• _PROVIDED RECORDS_:
⁂
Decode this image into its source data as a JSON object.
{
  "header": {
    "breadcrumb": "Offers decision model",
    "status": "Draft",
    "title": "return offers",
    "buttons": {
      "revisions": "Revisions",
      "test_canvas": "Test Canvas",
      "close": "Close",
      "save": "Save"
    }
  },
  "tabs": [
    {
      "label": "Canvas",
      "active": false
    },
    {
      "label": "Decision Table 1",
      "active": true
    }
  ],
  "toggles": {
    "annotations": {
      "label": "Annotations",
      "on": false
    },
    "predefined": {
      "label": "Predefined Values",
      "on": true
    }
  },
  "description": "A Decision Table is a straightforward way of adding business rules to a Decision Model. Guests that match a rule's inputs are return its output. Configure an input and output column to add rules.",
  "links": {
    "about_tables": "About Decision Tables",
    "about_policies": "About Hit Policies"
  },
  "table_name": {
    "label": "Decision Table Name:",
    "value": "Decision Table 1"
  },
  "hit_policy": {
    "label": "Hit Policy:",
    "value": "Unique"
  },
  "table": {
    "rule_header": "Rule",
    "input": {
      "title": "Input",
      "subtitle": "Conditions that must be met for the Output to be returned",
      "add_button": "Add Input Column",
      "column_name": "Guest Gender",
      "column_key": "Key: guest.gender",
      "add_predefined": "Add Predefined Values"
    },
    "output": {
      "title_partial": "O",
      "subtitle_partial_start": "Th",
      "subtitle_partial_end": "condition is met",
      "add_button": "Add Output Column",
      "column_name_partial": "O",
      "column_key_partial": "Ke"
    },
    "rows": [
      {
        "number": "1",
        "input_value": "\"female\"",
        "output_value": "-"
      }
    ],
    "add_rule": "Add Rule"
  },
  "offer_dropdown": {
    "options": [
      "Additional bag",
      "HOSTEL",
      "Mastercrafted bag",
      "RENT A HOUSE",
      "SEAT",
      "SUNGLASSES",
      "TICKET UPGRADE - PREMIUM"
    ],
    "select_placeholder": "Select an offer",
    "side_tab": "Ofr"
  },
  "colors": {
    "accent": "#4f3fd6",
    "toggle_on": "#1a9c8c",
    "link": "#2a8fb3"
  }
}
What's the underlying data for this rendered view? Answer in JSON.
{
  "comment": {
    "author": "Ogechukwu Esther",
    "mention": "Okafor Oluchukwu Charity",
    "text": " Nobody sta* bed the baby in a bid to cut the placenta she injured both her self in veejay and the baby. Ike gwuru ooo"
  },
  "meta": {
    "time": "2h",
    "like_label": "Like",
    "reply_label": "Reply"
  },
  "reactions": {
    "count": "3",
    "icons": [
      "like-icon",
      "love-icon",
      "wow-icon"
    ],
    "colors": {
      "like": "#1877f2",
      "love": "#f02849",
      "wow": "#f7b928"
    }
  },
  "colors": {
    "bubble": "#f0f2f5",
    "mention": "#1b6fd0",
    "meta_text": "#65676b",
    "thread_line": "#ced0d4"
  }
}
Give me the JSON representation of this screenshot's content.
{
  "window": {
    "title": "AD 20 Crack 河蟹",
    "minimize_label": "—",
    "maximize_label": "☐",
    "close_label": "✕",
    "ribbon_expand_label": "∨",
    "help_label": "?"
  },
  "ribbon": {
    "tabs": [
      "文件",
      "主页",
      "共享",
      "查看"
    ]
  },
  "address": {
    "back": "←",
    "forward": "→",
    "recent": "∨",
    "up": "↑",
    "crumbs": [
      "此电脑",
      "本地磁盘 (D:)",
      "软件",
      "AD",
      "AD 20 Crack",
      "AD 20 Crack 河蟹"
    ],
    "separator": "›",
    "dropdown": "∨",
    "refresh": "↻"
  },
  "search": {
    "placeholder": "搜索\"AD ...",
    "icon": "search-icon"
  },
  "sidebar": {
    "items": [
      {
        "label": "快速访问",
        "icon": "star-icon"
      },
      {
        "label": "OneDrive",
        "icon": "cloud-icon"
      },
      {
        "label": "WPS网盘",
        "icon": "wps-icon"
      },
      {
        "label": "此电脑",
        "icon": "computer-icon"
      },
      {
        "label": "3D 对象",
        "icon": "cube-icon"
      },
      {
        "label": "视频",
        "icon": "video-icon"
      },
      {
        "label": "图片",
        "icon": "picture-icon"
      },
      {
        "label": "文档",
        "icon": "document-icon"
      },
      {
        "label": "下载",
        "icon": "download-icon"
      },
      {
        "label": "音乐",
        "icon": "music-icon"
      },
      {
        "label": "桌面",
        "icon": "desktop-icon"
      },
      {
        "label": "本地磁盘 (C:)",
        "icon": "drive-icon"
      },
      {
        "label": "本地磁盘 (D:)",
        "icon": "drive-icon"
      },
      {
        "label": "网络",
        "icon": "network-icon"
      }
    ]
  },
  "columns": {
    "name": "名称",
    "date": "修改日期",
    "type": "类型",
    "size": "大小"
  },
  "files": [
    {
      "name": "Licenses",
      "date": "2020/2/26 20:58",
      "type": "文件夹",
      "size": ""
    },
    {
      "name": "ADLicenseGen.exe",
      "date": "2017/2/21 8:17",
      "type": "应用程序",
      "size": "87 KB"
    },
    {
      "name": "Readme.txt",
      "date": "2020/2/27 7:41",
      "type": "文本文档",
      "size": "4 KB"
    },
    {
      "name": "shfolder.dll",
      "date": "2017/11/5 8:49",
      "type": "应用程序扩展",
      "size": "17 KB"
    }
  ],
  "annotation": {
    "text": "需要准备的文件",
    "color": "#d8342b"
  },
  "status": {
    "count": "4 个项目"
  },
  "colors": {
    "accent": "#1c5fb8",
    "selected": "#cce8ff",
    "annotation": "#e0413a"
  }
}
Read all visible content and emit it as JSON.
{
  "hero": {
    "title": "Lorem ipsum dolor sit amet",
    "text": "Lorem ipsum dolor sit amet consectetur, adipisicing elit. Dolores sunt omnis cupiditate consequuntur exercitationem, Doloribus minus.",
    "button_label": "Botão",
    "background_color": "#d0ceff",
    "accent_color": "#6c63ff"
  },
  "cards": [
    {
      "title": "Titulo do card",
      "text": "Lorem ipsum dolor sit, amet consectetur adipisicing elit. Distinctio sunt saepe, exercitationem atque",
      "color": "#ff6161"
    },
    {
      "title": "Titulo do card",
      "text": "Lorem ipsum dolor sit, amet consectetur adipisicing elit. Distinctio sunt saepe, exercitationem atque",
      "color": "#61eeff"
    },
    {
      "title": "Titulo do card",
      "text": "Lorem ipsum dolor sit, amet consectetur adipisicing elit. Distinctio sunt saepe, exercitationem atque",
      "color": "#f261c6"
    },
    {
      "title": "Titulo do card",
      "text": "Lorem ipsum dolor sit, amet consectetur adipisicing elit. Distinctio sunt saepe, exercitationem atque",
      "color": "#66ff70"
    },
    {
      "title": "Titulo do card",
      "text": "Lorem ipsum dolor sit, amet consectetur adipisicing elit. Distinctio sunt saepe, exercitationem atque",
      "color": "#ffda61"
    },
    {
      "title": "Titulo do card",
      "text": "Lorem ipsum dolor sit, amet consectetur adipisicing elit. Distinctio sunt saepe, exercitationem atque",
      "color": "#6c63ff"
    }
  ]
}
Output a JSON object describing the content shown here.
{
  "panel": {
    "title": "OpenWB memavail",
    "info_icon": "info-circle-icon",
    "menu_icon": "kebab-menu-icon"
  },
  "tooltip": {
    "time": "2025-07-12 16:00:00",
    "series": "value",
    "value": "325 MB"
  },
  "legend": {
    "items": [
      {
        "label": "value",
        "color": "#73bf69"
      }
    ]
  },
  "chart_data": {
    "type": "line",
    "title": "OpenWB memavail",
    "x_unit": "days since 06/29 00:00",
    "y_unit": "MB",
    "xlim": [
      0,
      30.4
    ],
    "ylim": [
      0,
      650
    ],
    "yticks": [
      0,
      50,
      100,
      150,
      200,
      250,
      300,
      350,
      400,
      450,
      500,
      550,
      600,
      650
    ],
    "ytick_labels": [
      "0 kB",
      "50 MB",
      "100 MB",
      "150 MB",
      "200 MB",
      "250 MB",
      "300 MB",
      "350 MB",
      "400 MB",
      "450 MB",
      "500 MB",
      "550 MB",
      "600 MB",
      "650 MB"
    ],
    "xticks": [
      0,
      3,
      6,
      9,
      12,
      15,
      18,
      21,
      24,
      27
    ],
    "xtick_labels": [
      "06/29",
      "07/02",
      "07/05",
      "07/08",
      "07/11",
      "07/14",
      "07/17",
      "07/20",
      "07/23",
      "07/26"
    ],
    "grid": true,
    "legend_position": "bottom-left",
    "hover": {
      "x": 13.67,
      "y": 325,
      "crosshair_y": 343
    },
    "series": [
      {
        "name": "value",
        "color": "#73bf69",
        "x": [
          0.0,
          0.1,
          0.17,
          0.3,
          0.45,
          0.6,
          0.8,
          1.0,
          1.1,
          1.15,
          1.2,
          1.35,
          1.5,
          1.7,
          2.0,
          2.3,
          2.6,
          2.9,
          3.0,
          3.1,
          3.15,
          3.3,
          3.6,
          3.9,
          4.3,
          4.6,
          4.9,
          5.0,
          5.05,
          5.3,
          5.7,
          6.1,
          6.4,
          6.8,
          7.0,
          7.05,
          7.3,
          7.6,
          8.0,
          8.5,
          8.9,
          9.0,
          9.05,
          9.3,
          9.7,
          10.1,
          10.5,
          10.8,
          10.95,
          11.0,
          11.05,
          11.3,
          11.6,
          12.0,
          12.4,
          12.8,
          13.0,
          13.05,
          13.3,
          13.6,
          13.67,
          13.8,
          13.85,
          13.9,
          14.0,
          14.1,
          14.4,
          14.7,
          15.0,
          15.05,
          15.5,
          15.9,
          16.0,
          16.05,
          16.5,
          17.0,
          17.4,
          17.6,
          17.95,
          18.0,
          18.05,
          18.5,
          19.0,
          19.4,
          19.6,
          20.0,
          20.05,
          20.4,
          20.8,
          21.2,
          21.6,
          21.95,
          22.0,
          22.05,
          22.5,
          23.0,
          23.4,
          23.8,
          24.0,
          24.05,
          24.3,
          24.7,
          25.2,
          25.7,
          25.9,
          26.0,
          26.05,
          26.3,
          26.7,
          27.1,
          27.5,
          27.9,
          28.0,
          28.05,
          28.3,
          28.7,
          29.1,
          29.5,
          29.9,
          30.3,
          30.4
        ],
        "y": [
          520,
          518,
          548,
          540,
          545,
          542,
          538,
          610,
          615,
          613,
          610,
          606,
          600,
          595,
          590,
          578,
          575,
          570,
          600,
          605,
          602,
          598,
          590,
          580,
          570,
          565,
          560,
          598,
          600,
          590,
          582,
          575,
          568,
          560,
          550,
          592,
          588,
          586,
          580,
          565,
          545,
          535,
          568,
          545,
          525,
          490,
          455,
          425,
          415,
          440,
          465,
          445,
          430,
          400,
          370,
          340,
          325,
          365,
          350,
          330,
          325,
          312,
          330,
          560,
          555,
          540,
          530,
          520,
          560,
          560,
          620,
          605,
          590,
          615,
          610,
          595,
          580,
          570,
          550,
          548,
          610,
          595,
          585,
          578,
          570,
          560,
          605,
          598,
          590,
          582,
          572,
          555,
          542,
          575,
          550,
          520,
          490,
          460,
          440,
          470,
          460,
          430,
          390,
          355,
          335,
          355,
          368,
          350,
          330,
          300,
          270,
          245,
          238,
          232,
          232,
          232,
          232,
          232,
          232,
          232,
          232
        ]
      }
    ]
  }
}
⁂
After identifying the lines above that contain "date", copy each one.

    "date": "修改日期",
      "date": "2020/2/26 20:58",
      "date": "2017/2/21 8:17",
      "date": "2020/2/27 7:41",
      "date": "2017/11/5 8:49",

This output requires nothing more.